What is required
Leave out the pictures and return every entry exactly as it appears.

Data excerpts
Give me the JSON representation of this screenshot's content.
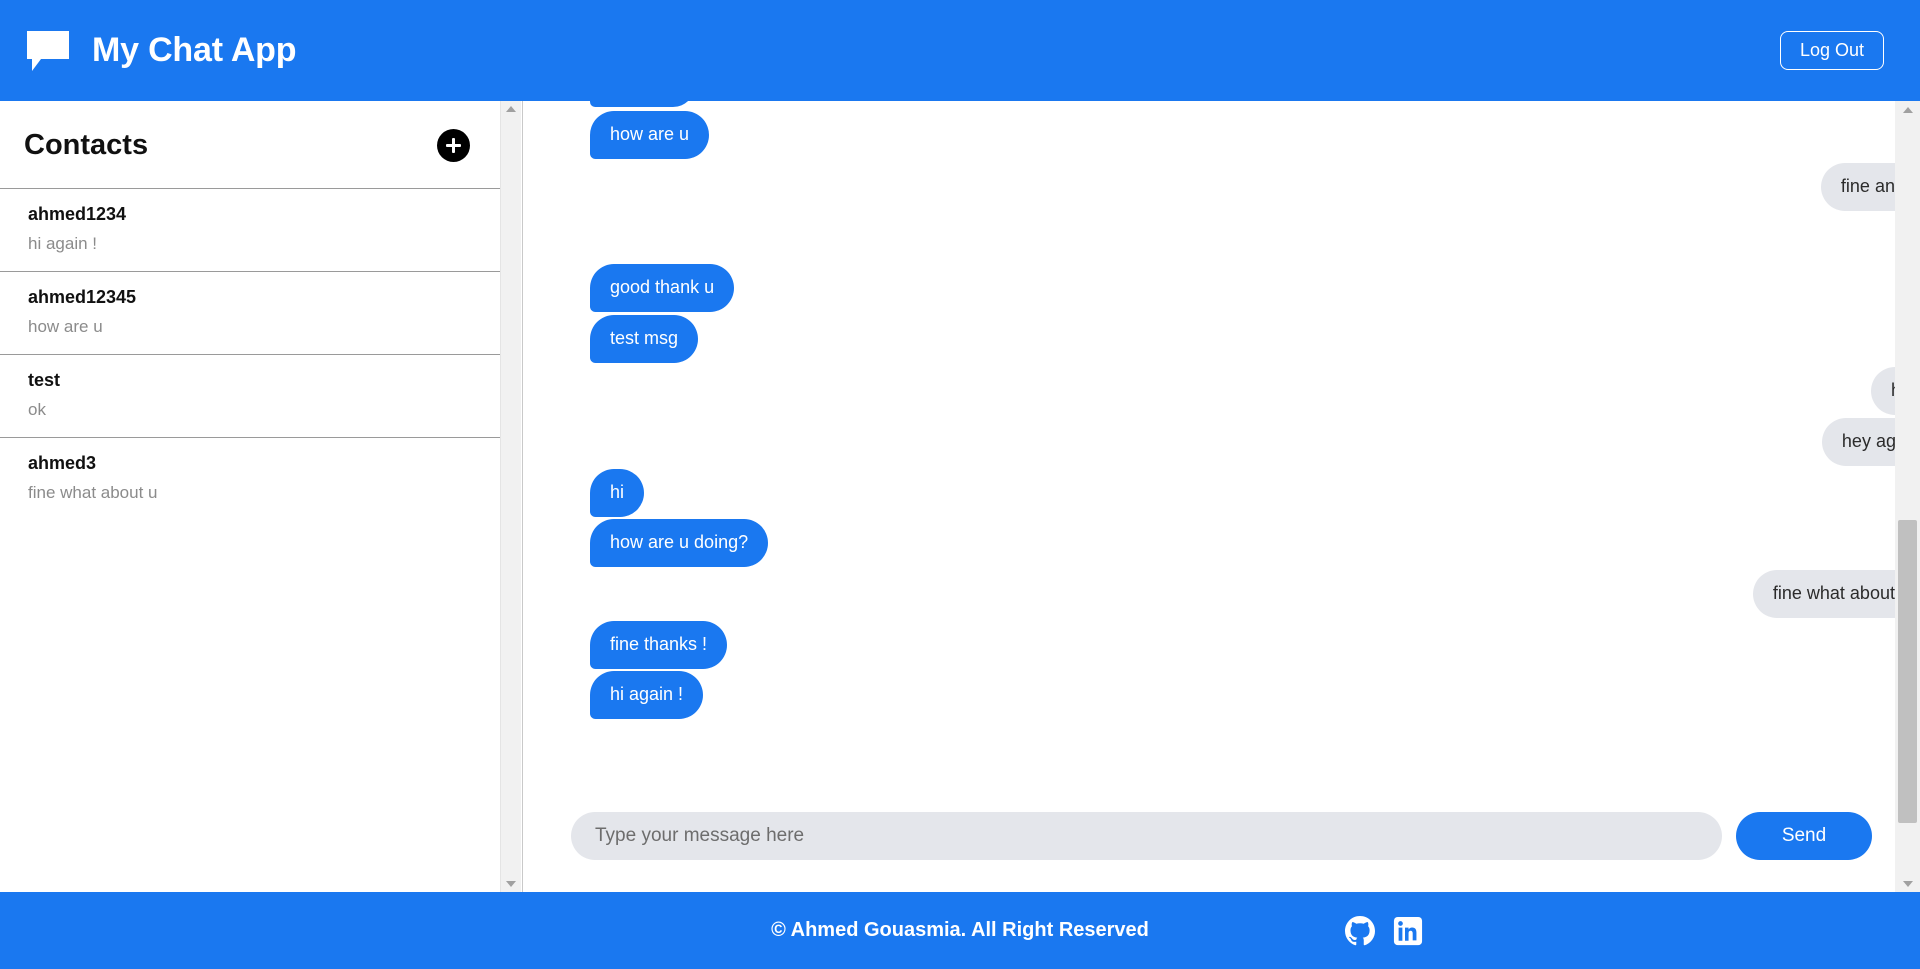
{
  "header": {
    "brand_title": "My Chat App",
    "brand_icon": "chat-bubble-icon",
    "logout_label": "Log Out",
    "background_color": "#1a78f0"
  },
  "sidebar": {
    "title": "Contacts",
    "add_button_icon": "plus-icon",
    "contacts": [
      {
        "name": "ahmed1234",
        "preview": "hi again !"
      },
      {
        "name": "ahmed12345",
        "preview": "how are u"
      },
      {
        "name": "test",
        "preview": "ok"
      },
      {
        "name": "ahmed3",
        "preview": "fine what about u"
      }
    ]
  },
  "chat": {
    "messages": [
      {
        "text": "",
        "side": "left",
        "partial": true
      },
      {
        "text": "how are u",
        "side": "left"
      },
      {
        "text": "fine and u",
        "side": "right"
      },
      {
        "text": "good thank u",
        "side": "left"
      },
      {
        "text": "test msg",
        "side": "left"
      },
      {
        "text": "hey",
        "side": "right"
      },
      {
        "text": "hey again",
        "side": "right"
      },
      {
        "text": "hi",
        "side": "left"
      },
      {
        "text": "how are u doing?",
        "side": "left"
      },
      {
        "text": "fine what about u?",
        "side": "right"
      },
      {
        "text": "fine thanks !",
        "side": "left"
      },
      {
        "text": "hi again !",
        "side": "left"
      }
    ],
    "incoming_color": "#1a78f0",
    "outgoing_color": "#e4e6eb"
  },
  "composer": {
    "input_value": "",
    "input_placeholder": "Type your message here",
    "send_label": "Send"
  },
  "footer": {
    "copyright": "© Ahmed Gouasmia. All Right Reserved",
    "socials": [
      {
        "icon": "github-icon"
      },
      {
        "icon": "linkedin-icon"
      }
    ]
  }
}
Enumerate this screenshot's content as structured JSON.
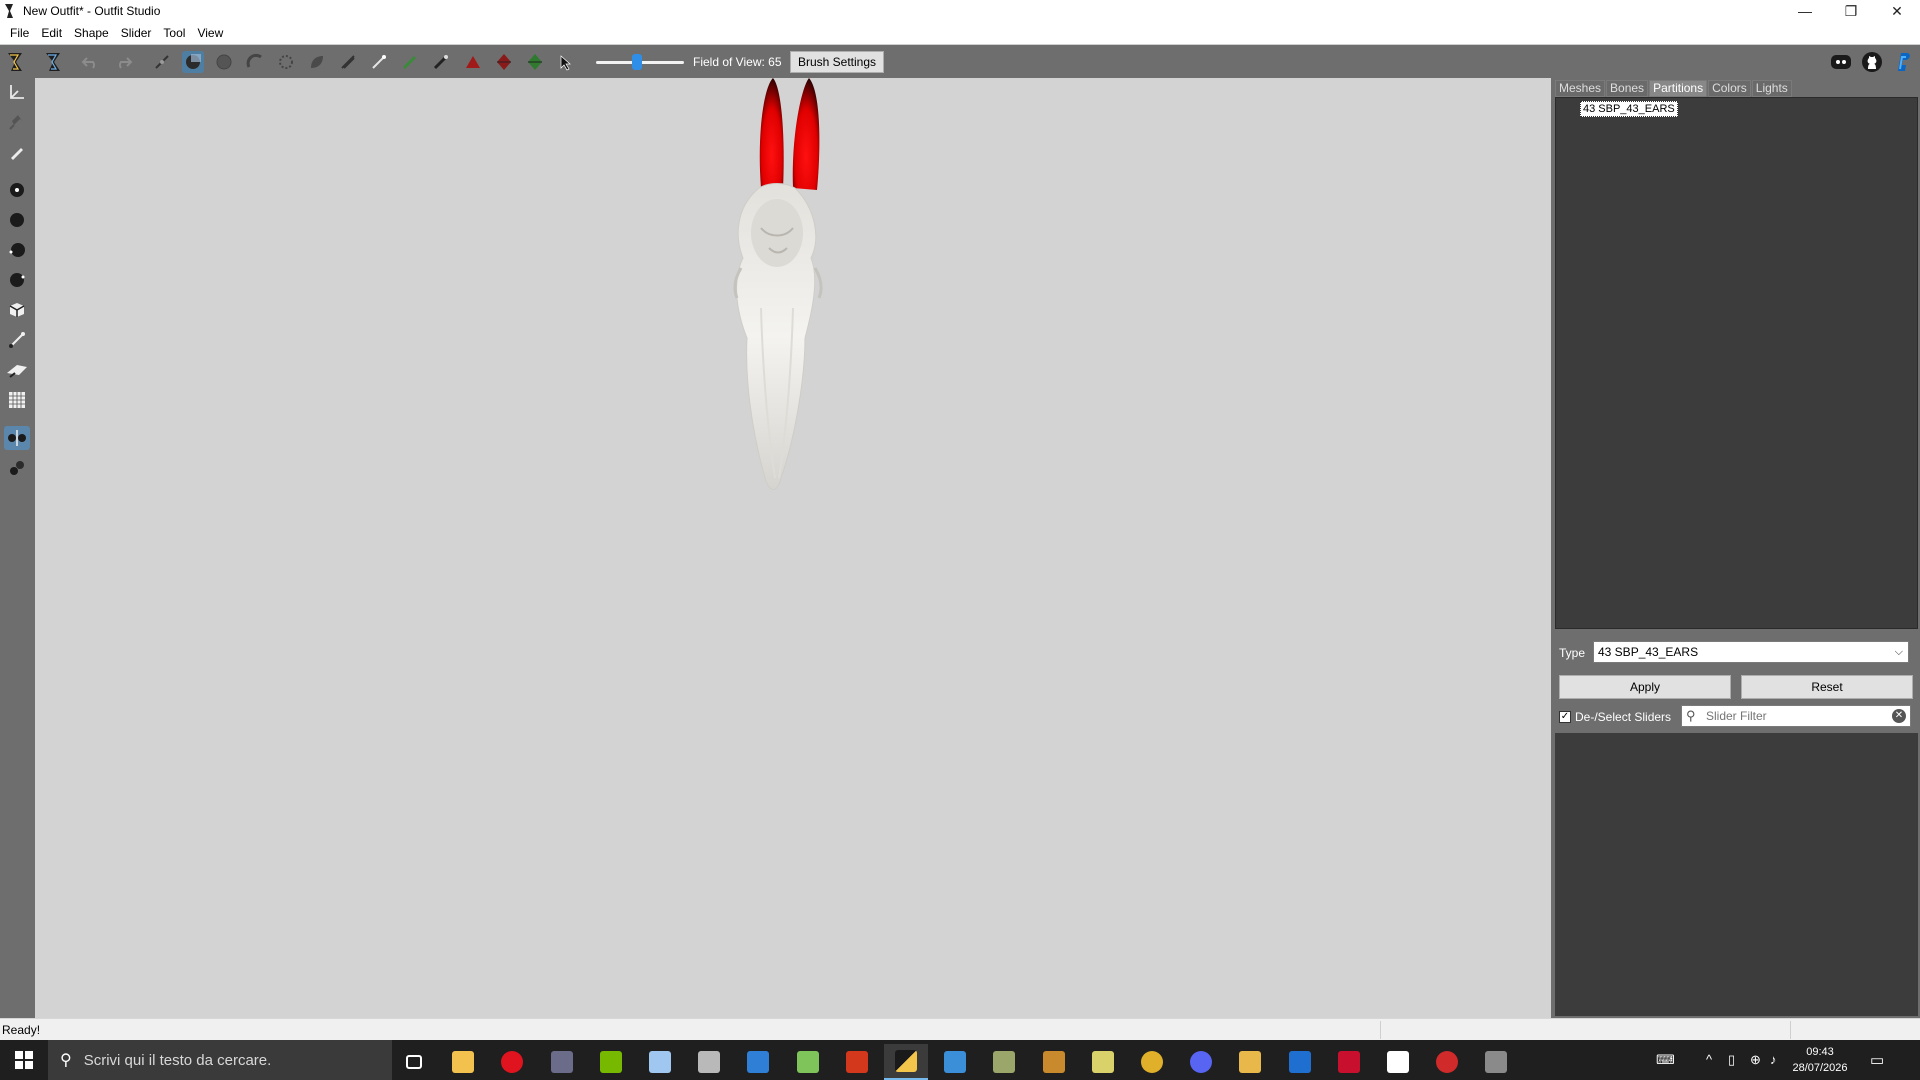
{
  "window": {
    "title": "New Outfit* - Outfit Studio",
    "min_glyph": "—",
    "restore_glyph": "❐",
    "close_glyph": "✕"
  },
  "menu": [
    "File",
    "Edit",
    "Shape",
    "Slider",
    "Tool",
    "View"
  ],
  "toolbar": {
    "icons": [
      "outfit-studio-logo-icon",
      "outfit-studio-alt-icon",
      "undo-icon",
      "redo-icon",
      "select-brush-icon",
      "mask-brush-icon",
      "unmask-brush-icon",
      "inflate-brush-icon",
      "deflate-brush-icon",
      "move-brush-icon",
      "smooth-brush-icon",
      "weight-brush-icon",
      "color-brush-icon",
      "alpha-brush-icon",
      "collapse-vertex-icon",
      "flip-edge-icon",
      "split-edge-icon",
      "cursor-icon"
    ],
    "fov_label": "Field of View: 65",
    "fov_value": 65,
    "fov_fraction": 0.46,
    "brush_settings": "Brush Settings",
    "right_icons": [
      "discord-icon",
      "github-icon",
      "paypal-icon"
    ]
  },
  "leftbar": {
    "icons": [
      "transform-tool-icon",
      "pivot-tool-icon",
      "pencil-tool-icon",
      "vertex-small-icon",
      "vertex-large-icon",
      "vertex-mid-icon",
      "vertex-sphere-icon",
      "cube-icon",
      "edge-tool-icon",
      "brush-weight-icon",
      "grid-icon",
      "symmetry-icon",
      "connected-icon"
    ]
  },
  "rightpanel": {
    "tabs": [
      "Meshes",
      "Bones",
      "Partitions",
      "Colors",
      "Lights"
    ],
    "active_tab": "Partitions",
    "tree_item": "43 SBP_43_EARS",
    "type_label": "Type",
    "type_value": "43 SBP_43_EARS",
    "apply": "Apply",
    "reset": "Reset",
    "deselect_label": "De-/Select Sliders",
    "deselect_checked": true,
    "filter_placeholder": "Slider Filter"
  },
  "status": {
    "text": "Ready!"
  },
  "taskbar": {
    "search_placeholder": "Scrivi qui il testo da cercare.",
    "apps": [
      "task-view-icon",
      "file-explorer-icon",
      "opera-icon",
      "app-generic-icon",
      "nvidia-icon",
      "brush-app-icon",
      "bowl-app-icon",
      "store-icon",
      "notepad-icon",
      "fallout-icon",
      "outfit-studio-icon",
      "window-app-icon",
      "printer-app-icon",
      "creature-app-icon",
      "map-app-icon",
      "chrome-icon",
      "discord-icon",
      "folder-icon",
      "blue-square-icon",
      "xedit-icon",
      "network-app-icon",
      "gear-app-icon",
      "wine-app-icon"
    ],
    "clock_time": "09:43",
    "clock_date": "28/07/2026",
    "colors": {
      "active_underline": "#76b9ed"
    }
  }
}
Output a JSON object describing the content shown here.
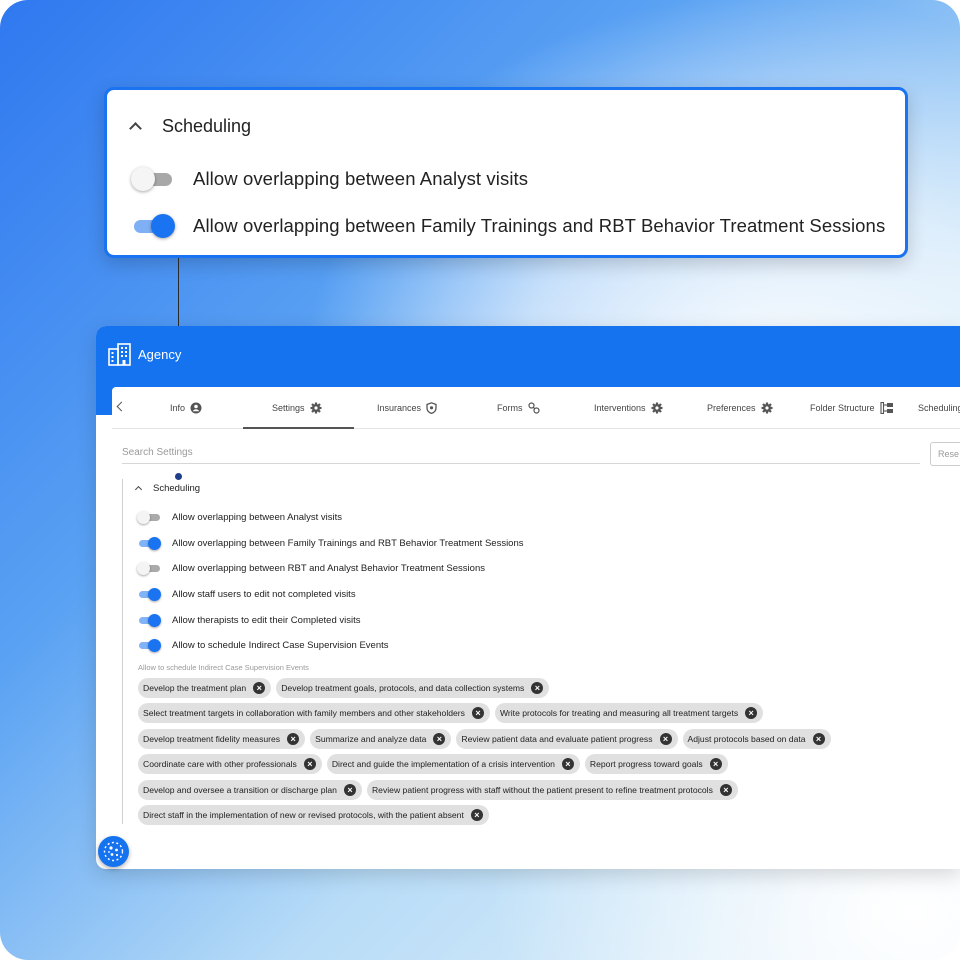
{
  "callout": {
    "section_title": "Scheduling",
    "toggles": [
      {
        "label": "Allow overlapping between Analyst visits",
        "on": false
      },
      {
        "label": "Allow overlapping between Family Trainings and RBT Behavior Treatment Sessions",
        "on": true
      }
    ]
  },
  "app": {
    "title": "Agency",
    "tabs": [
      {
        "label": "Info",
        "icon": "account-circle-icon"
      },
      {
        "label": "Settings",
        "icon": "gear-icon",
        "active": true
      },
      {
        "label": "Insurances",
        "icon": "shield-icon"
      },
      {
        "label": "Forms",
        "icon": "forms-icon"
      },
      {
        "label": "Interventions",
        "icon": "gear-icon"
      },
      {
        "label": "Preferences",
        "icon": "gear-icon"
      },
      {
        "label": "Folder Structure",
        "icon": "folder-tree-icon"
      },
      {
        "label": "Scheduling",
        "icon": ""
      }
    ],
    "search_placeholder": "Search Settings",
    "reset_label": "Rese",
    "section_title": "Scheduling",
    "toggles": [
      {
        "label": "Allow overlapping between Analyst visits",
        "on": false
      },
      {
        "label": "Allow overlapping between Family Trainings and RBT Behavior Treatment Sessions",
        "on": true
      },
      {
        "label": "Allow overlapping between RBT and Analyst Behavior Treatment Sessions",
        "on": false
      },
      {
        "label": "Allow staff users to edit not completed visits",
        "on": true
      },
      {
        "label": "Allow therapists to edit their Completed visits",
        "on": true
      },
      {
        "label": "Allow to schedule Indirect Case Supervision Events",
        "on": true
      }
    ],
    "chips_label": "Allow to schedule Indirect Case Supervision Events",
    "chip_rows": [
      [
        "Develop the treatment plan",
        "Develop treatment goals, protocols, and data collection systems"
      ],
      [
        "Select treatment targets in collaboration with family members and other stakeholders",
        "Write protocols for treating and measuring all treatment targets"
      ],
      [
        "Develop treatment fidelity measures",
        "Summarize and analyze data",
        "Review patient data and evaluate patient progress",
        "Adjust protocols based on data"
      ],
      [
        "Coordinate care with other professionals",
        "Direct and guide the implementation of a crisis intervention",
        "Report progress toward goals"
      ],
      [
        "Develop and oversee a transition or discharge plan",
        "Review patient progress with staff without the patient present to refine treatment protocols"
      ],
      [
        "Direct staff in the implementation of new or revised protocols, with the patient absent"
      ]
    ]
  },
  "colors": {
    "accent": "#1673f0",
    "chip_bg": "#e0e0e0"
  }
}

Exercise result
Give me the JSON representation of this screenshot's content.
{
  "header": {
    "brand_title": "My Chat App",
    "brand_icon": "chat-bubble-icon",
    "logout_label": "Log Out",
    "background_color": "#1a78f0"
  },
  "sidebar": {
    "title": "Contacts",
    "add_button_icon": "plus-icon",
    "contacts": [
      {
        "name": "ahmed1234",
        "preview": "hi again !"
      },
      {
        "name": "ahmed12345",
        "preview": "how are u"
      },
      {
        "name": "test",
        "preview": "ok"
      },
      {
        "name": "ahmed3",
        "preview": "fine what about u"
      }
    ]
  },
  "chat": {
    "messages": [
      {
        "text": "",
        "side": "left",
        "partial": true
      },
      {
        "text": "how are u",
        "side": "left"
      },
      {
        "text": "fine and u",
        "side": "right"
      },
      {
        "text": "good thank u",
        "side": "left"
      },
      {
        "text": "test msg",
        "side": "left"
      },
      {
        "text": "hey",
        "side": "right"
      },
      {
        "text": "hey again",
        "side": "right"
      },
      {
        "text": "hi",
        "side": "left"
      },
      {
        "text": "how are u doing?",
        "side": "left"
      },
      {
        "text": "fine what about u?",
        "side": "right"
      },
      {
        "text": "fine thanks !",
        "side": "left"
      },
      {
        "text": "hi again !",
        "side": "left"
      }
    ],
    "incoming_color": "#1a78f0",
    "outgoing_color": "#e4e6eb"
  },
  "composer": {
    "input_value": "",
    "input_placeholder": "Type your message here",
    "send_label": "Send"
  },
  "footer": {
    "copyright": "© Ahmed Gouasmia. All Right Reserved",
    "socials": [
      {
        "icon": "github-icon"
      },
      {
        "icon": "linkedin-icon"
      }
    ]
  }
}
Enumerate this screenshot's content as structured JSON.
{
  "window": {
    "title": "New Outfit* - Outfit Studio",
    "min_glyph": "—",
    "restore_glyph": "❐",
    "close_glyph": "✕"
  },
  "menu": [
    "File",
    "Edit",
    "Shape",
    "Slider",
    "Tool",
    "View"
  ],
  "toolbar": {
    "icons": [
      "outfit-studio-logo-icon",
      "outfit-studio-alt-icon",
      "undo-icon",
      "redo-icon",
      "select-brush-icon",
      "mask-brush-icon",
      "unmask-brush-icon",
      "inflate-brush-icon",
      "deflate-brush-icon",
      "move-brush-icon",
      "smooth-brush-icon",
      "weight-brush-icon",
      "color-brush-icon",
      "alpha-brush-icon",
      "collapse-vertex-icon",
      "flip-edge-icon",
      "split-edge-icon",
      "cursor-icon"
    ],
    "fov_label": "Field of View: 65",
    "fov_value": 65,
    "fov_fraction": 0.46,
    "brush_settings": "Brush Settings",
    "right_icons": [
      "discord-icon",
      "github-icon",
      "paypal-icon"
    ]
  },
  "leftbar": {
    "icons": [
      "transform-tool-icon",
      "pivot-tool-icon",
      "pencil-tool-icon",
      "vertex-small-icon",
      "vertex-large-icon",
      "vertex-mid-icon",
      "vertex-sphere-icon",
      "cube-icon",
      "edge-tool-icon",
      "brush-weight-icon",
      "grid-icon",
      "symmetry-icon",
      "connected-icon"
    ]
  },
  "rightpanel": {
    "tabs": [
      "Meshes",
      "Bones",
      "Partitions",
      "Colors",
      "Lights"
    ],
    "active_tab": "Partitions",
    "tree_item": "43 SBP_43_EARS",
    "type_label": "Type",
    "type_value": "43 SBP_43_EARS",
    "apply": "Apply",
    "reset": "Reset",
    "deselect_label": "De-/Select Sliders",
    "deselect_checked": true,
    "filter_placeholder": "Slider Filter"
  },
  "status": {
    "text": "Ready!"
  },
  "taskbar": {
    "search_placeholder": "Scrivi qui il testo da cercare.",
    "apps": [
      "task-view-icon",
      "file-explorer-icon",
      "opera-icon",
      "app-generic-icon",
      "nvidia-icon",
      "brush-app-icon",
      "bowl-app-icon",
      "store-icon",
      "notepad-icon",
      "fallout-icon",
      "outfit-studio-icon",
      "window-app-icon",
      "printer-app-icon",
      "creature-app-icon",
      "map-app-icon",
      "chrome-icon",
      "discord-icon",
      "folder-icon",
      "blue-square-icon",
      "xedit-icon",
      "network-app-icon",
      "gear-app-icon",
      "wine-app-icon"
    ],
    "clock_time": "09:43",
    "clock_date": "28/07/2026",
    "colors": {
      "active_underline": "#76b9ed"
    }
  }
}
Output a JSON object describing the content shown here.
{
  "callout": {
    "section_title": "Scheduling",
    "toggles": [
      {
        "label": "Allow overlapping between Analyst visits",
        "on": false
      },
      {
        "label": "Allow overlapping between Family Trainings and RBT Behavior Treatment Sessions",
        "on": true
      }
    ]
  },
  "app": {
    "title": "Agency",
    "tabs": [
      {
        "label": "Info",
        "icon": "account-circle-icon"
      },
      {
        "label": "Settings",
        "icon": "gear-icon",
        "active": true
      },
      {
        "label": "Insurances",
        "icon": "shield-icon"
      },
      {
        "label": "Forms",
        "icon": "forms-icon"
      },
      {
        "label": "Interventions",
        "icon": "gear-icon"
      },
      {
        "label": "Preferences",
        "icon": "gear-icon"
      },
      {
        "label": "Folder Structure",
        "icon": "folder-tree-icon"
      },
      {
        "label": "Scheduling",
        "icon": ""
      }
    ],
    "search_placeholder": "Search Settings",
    "reset_label": "Rese",
    "section_title": "Scheduling",
    "toggles": [
      {
        "label": "Allow overlapping between Analyst visits",
        "on": false
      },
      {
        "label": "Allow overlapping between Family Trainings and RBT Behavior Treatment Sessions",
        "on": true
      },
      {
        "label": "Allow overlapping between RBT and Analyst Behavior Treatment Sessions",
        "on": false
      },
      {
        "label": "Allow staff users to edit not completed visits",
        "on": true
      },
      {
        "label": "Allow therapists to edit their Completed visits",
        "on": true
      },
      {
        "label": "Allow to schedule Indirect Case Supervision Events",
        "on": true
      }
    ],
    "chips_label": "Allow to schedule Indirect Case Supervision Events",
    "chip_rows": [
      [
        "Develop the treatment plan",
        "Develop treatment goals, protocols, and data collection systems"
      ],
      [
        "Select treatment targets in collaboration with family members and other stakeholders",
        "Write protocols for treating and measuring all treatment targets"
      ],
      [
        "Develop treatment fidelity measures",
        "Summarize and analyze data",
        "Review patient data and evaluate patient progress",
        "Adjust protocols based on data"
      ],
      [
        "Coordinate care with other professionals",
        "Direct and guide the implementation of a crisis intervention",
        "Report progress toward goals"
      ],
      [
        "Develop and oversee a transition or discharge plan",
        "Review patient progress with staff without the patient present to refine treatment protocols"
      ],
      [
        "Direct staff in the implementation of new or revised protocols, with the patient absent"
      ]
    ]
  },
  "colors": {
    "accent": "#1673f0",
    "chip_bg": "#e0e0e0"
  }
}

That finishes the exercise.